Due to conservation of energy principle.
You can only spend what you have been given
the sum of the emfs in any closed loop is equal to the sum of the potential drops in that loop.
52.K2 :
Due to conservation of energy principle.
The directed sum of the electrical potential differences (voltage) around any closed network is zero, ie. the sum of the emfs in any closed loop is equivalent to the sum of the potential drops in that loop.
P.d. (voltage) is defined as the energy per unit charge. The total amount of energy gained per unit charge must equal the amount of energy lost per unit charge, ie. the total work done by the charges as the current flows through the resistors is equal to the energy gain by the charges from the electric fields as the charges flow through the power sources.
53.
54.How to solve complex circuit problems:
Draw diagram, use the rules for parallel and series to find the external resistance, if any.
Label the directions of emf’s (in the direction of the energy gain by the charge).
Label the directions for the currents across all resistors. If direction is unknown, assume any one.
For each loop, choose a positive loop direction.
Solve by applying : K1 to the nodes, apply K2 to the loops.
55.Example:
Find : I1, I2, I3
56.Example:
Find : I1, I2, I3, Vab, Vhe, Vad
57.Example:
Determine :
the current through each of the other resistors,
the voltage of the battery on the left, and
the power delivered to the circuit by the 20V battery
58.Example:
Find the unknown currents I1 and I2. Find the unknown battery voltage V2. Compare VAB, VCD and VEF.
59.Example:
Find : 𝜀 , IR1, VR5
I = 3A
60.Summary
Simple circuit : DV = SIR = 𝜀 – Ir , DV = Q/C
Potential energy of charge : U = qDV
Components in : series : I1 = I2 = …
: parallel : DV1 = DV2 = …
Power lost : 𝑃=𝐼2𝑅= ∆𝑉2 𝑅 =𝐼∆𝑉
Energy stored : 𝑈= 𝑄2 2𝐶 = 𝑐∆𝑉2 2 = 𝑄∆𝑉 2
Complex circuit : Kirchhoff Rule 1 : SIin = SIout
: Kirchhoff Rule 2 : S𝜀 = SIR
61.of Circuits
62.Concept Test
Charge flows through a light bulb. Suppose a wire is connected across the bulb as shown.
When the wire is connected,
1. all the charge continues to flow through the bulb.
2. half the charge flows through the wire,
the other half continues through the bulb.
3. all the charge flows through the wire.
When a wire is connected across B as shown, bulb A

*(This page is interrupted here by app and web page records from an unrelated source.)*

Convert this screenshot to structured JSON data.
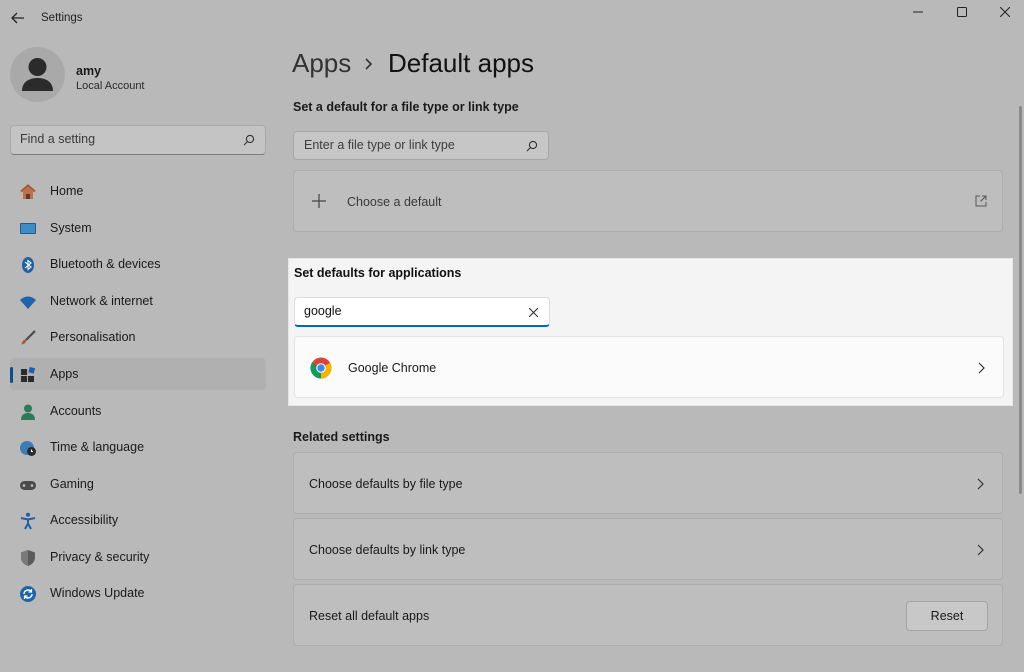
{
  "window": {
    "title": "Settings",
    "controls": {
      "minimize": "minimize-icon",
      "maximize": "maximize-icon",
      "close": "close-icon"
    }
  },
  "user": {
    "name": "amy",
    "account_type": "Local Account"
  },
  "sidebar": {
    "search_placeholder": "Find a setting",
    "items": [
      {
        "label": "Home",
        "icon": "home-icon"
      },
      {
        "label": "System",
        "icon": "monitor-icon"
      },
      {
        "label": "Bluetooth & devices",
        "icon": "bluetooth-icon"
      },
      {
        "label": "Network & internet",
        "icon": "wifi-icon"
      },
      {
        "label": "Personalisation",
        "icon": "paintbrush-icon"
      },
      {
        "label": "Apps",
        "icon": "apps-icon",
        "active": true
      },
      {
        "label": "Accounts",
        "icon": "person-icon"
      },
      {
        "label": "Time & language",
        "icon": "globe-clock-icon"
      },
      {
        "label": "Gaming",
        "icon": "gamepad-icon"
      },
      {
        "label": "Accessibility",
        "icon": "accessibility-icon"
      },
      {
        "label": "Privacy & security",
        "icon": "shield-icon"
      },
      {
        "label": "Windows Update",
        "icon": "update-icon"
      }
    ]
  },
  "main": {
    "breadcrumb": {
      "parent": "Apps",
      "current": "Default apps"
    },
    "file_type_section": {
      "heading": "Set a default for a file type or link type",
      "search_placeholder": "Enter a file type or link type",
      "choose_default_label": "Choose a default"
    },
    "app_defaults_section": {
      "heading": "Set defaults for applications",
      "search_value": "google",
      "results": [
        {
          "name": "Google Chrome",
          "icon": "chrome-icon"
        }
      ]
    },
    "related_settings": {
      "heading": "Related settings",
      "items": [
        {
          "label": "Choose defaults by file type"
        },
        {
          "label": "Choose defaults by link type"
        },
        {
          "label": "Reset all default apps",
          "button_label": "Reset"
        }
      ]
    }
  },
  "colors": {
    "accent": "#0067c0",
    "dim_background": "#b9b9b9",
    "highlight_panel": "#f4f4f4"
  }
}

1. burns more brightly.
2. burns as brightly.
3. burns more dimly.
4. goes out.
short circuit
Bulb B will go out and
total resistance in the
circuit will decrease.
63.Concept Test
The three light bulbs in the circuit all have the same resistance. Given that brightness is
proportional to power dissipated, the brightness of bulbs B and C together, compared with
the brightness of bulb A, is
1. twice as much.
2. the same.
3. half as much.
If the four light bulbs in the figure are identical, which circuit puts out more light?
1. I.
2. Both emit same amount of light.
3. II.
Potential difference across
B and C is equal to that
across A. Given that
P=V2/R, the power loss by
B and C will be half that by A.
Total resistance in I is smaller
and so the total current will be
larger in the circuit and hence,
more power will be loss.
64.Concept Test
If the four light bulbs in the figure are identical, which circuit puts out more light?
1. I.
2. The two emit the same amount of light.
3. II.
65.Concept Test
The light bulbs in the circuit are identical.
When the switch is closed,
1. both go out.
2. the intensity of light bulb A increases.
3. the intensity of light bulb A decreases.
4. the intensity of light bulb B increases.
5. the intensity of light bulb B decreases.
6. some combination of 1–5 occurs.
7. nothing changes.
The potential difference
across the switch is zero.
The potential diff
across the bulbs
are still equal.
66.Concept Test
An ammeter A is connected between points
a and b in the circuit below, in which the four
resistors are identical. The current through
the ammeter is
1. I/2.
2. I/4.
3. zero.
4. need more information
The resistors are identical
and so the potential diff
across a and b is zero.